What PK’s Want Their Parents to Know

We asked our adult Preacher Kids to think back to their feelings growing up in the ministry world. They gave voice to a young PK’s minds and emotions. Your child may not identify with all of their thoughts, but they might be a springboard for some interesting and helpful conversations!

1. You are a face in the community and so am I.
You can try to keep us from feeling like a PK all the time, but even at school when one of my teachers found out that my dad was in ministry he asked me, “So are you the good preacher’s kid or the bad preacher’s kid?” I looked at my teacher, smiled and said, “Neither.” Help me know that being a preacher’s kid is okay, but doesn’t define everything about me.

2. Help me navigate being around people who know me, but I don’t know them. Sometimes I didn’t know the people who said, “Tell your dad he preached a great sermon.” I just smiled and nodded. When I was younger, it felt like I was lying. Now that I’m older, I see how that experience helps me confidently engage in conversations with people.

3. Be a safe place for me to ask questions and process my emotions. It’s hard for me to articulate how I feel. In a spirit of “team,” parents should talk with their kids and help them to understand and verbalize their emotions. Ask specific questions like “How do you feel when people you don’t know come up and talk to you?”

4. You can say I am a “normal” kid but I don’t feel “normal.” We are at meetings early and stay late. That’s not “normal.” Encourage friendships with other staff kids my age; we have a lot in common.

5. I like the attention. AND, I don’t like the attention. Is that okay? Sometimes I like being the center of attention, and sometimes I feel like hiding.

6. I adopt the emotions you have toward others in church. If you like, I like them. If you dislike them, whenever I see them I think, “I know how my parents feel about you.”

7. I like doing ministry with you. Let me go with you to the nursing home, hospital, setting up for an event, etc. Let me see what you do and how you use your gifts. When you do that I feel valued, even though I roll my eyes and sigh….alot!

8. Sometimes Sundays are my least favorite days. Church is busy, then there are meetings (often at our house), then naptime, then dinner, sometimes kids and youth activities and then it was Monday. Carve out other times in the week when we have your undivided attention and teach us to take Sabbath, too (even if it’s not on Sunday.)
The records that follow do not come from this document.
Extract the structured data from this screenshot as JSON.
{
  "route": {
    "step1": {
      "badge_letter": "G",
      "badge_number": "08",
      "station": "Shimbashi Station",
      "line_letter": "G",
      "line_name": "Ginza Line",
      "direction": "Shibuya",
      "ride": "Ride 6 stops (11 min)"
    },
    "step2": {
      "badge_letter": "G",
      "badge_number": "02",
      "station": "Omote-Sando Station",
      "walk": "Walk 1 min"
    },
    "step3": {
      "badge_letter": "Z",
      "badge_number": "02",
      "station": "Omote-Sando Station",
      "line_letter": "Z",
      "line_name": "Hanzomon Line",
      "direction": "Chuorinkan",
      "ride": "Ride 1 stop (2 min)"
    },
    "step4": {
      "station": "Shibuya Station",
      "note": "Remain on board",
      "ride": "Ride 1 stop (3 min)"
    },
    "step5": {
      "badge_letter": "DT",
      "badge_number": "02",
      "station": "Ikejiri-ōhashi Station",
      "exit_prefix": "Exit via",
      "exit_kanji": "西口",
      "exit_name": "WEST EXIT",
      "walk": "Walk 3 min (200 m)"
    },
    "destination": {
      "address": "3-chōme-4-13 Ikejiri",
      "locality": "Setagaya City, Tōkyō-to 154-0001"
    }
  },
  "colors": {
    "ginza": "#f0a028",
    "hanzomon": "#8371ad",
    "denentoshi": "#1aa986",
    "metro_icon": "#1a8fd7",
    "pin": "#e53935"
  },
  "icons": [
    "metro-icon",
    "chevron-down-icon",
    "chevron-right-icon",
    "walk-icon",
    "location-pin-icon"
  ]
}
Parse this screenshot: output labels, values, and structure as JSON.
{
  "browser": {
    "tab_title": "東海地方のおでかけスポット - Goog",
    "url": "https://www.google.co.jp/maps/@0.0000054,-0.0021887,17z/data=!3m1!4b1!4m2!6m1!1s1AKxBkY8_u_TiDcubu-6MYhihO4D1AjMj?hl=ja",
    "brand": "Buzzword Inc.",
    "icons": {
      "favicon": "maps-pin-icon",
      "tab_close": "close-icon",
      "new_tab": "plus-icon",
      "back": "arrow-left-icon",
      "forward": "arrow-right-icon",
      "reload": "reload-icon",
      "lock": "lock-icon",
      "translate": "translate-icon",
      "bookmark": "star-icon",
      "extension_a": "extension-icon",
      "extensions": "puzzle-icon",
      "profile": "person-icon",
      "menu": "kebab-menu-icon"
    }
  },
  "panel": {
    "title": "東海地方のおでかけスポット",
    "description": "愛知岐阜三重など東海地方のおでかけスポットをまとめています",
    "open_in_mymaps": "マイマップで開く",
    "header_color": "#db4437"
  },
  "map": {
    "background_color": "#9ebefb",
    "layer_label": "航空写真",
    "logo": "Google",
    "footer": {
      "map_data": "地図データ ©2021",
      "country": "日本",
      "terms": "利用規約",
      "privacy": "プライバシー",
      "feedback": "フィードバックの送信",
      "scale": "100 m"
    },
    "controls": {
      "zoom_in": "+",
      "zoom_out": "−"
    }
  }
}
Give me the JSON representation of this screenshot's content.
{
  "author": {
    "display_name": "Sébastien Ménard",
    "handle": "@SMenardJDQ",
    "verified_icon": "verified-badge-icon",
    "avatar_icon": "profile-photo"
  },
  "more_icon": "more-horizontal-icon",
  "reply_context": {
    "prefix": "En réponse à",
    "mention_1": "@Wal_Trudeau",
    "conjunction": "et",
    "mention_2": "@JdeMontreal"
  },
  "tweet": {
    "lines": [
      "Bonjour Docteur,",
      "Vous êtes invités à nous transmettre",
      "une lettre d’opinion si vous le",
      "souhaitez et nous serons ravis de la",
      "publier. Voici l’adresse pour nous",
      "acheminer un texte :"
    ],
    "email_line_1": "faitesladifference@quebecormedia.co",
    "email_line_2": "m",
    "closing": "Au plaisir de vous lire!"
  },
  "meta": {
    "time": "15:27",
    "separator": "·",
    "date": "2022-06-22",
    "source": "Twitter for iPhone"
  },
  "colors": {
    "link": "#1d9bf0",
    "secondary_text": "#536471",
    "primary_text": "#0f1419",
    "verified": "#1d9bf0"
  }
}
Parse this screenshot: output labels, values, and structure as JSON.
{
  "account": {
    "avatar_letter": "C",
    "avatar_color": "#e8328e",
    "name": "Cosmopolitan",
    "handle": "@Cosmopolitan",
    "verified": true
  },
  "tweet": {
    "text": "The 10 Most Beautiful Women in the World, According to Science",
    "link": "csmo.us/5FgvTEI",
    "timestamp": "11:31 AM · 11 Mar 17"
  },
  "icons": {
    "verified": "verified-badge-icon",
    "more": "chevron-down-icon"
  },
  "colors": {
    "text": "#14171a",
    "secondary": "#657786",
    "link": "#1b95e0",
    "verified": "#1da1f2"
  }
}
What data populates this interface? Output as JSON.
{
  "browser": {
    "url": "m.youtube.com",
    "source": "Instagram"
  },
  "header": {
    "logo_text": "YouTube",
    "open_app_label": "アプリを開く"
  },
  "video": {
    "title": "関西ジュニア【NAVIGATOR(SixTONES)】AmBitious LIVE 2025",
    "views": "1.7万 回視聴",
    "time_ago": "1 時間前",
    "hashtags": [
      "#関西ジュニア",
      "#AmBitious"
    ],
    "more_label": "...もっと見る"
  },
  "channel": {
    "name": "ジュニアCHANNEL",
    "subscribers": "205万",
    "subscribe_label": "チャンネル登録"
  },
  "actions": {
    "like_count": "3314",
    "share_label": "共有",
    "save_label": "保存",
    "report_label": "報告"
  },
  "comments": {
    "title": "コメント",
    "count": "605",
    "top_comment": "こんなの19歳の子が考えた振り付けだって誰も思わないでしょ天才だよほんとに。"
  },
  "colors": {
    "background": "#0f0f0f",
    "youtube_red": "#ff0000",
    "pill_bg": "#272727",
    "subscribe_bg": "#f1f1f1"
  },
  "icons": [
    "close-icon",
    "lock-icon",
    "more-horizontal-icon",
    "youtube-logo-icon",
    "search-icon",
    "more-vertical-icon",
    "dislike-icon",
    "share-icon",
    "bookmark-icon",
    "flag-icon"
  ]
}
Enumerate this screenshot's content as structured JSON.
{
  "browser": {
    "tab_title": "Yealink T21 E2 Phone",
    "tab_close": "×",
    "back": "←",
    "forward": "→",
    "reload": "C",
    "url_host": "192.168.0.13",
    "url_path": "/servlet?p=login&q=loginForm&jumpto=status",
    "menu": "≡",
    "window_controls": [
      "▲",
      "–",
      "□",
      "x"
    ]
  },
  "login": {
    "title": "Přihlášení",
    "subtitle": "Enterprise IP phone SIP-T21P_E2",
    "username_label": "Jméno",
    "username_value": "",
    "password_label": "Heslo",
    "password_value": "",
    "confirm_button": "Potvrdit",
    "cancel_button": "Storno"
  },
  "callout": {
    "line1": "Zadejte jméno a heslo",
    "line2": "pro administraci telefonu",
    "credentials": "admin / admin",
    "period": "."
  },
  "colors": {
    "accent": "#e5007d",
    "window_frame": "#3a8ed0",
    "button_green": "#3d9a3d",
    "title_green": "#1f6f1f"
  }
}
9. Let me see the fruit of your spiritual life at home, not just at church. You don’t have to be perfect for me. People may think you’re flawless, but you just yelled at me on the way to church. Show me how to apologize and how God is growing you.

10. Ask my permission to be a sermon illustration. Dad asked for my approval before being used as a sermon illustration. If I said “no,” he honored it. If I said “yes,” I admit, I felt somewhat special.

11. Mom, I need to see that you are invested in our church and ministry. I can tell by your words and actions if you respect Dad and his preaching, as well as being personally involved in our church.

Published March 10, 2014